James Minton of the Baton Rouge Advocate kindly let me know of a correction. Contrary to the Baptist Press report, Thomas Ward sentenced to death for murdering his father-in-law, not his mother-in-law. Minton's most recent articles on Angola can be found here.
I'm branching off from reviewing David Fitch's The End of Evangelicalism to share a great example of the disconnect that the decision for Christ can cause for evangelicals. A few weeks ago, Mother Jones published an in-depth report on an 18,000-acre prison in Louisiana, called Angola, and its Southern Baptist warden, Burl Cain: "Among born-again Christians, Cain is revered for delivering hundreds of incarcerated sinners to the Lord—running the nation's largest maximum-security prison, as [the Baptist Press] put it 'with an iron fist and an even stronger love for Jesus.'"
The vast land of Angola prison previously consisted of five slave plantations. Although Warden Cain's turnaround of the prison is much-praised by evangelicals (he told his story twice at Wheaton's chapel service while I was there), much like the history of Angola, Cain's prison has an ugly side. Three-quarters of the prisoners are black and still work the land at Angola. An exonerated former inmate describes Cain as a warden with "'a Bible in one hand and a sword in the other.' And when the chips are down, Thompson said, 'he drops the Bible.'" Angola also has three inmates who have been in solitary confinement longer than any other prisoner in the U.S--over 36 years.
Warden Cain tells Baptist Press about his first execution, which spurred him to start his "moral rehabilitation" campaign at Angola:
Thomas Ward had been sentenced to die for murdering his mother-in-law. Cain viewed him as little more than a criminal whom society had ruled should die for his crime. "I didn't worry about what he must have been experiencing in the hours before his death. I didn't go to his last meal, and I didn't share Jesus with him."
When it was time for the court's order to be carried out, Ward's face was a mask of fear as the deadly fluids began flowing his veins. "There was a psshpssh from the machine, and then he was gone," Cain recalls. "I felt him go to hell as I held his hand."
"Then the thought came over me: I just killed that man. I said nothing to him about his soul. I didn't give him a chance to get right with God. What does God think of me? I decided that night I would never again put someone to death without telling him about his soul and about Jesus."
Now, there are five chapels in the prison, the largest with 800 seats, and the inmates themselves are the preachers.
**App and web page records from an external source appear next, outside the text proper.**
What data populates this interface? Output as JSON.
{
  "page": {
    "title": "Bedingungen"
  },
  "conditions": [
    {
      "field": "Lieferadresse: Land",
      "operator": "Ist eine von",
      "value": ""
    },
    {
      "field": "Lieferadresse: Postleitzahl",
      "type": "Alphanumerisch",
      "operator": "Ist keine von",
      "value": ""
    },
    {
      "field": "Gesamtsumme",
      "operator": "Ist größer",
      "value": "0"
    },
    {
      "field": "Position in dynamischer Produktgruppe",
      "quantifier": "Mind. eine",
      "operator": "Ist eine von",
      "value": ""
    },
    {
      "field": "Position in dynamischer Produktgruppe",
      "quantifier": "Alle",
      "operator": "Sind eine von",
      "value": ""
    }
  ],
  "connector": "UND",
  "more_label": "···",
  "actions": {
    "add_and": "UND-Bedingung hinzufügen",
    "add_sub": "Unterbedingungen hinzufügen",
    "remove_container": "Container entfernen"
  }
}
Mother Jones reports that 2,000 inmates have made a decision for Christ since Cain's arrival. Angola has seen a decline in violent crime, rape, drug use, and assaults on prison staff, although many have pointed out that these rates began dropping prior to Cain's tenure.
Angola is a great illustration of the narrowness of the decision for Christ. Warden Cain, at his first execution, was disturbed that he had not shared his version of the Gospel to which the death-row prisoner could mentally assent. Cain was less disturbed (or not bothered at all) by the fact that our society kills killers to somehow show that killing is wrong.
The focus is on individual conversions, without addressing how the whole Gospel can rehabilitate not only prisoners, but the system that incarcerates so many people, mostly poor and African-American. One out of every 55 Louisiana residents is in prison, the highest incarceration rate in the U.S, and if you count those on probation and parole, the number jumps to 1 out of 26. The death penalty and harsh treatment of prisoners continue, without any regard for the dignity of human life.
But never mind the injustices that remain, because individually, many prisoners have made a decision for Christ. The brokenness of the system that brings these prisoners to Angola in the first place and that perpetuates the cruel treatment once they're at Angola reveals the emptiness of the "decision for Christ" as a Master-Signifer, but nonetheless, evangelicals will continue to praise Cain, produce documentaries, and invite him to speak at conferences and chapels...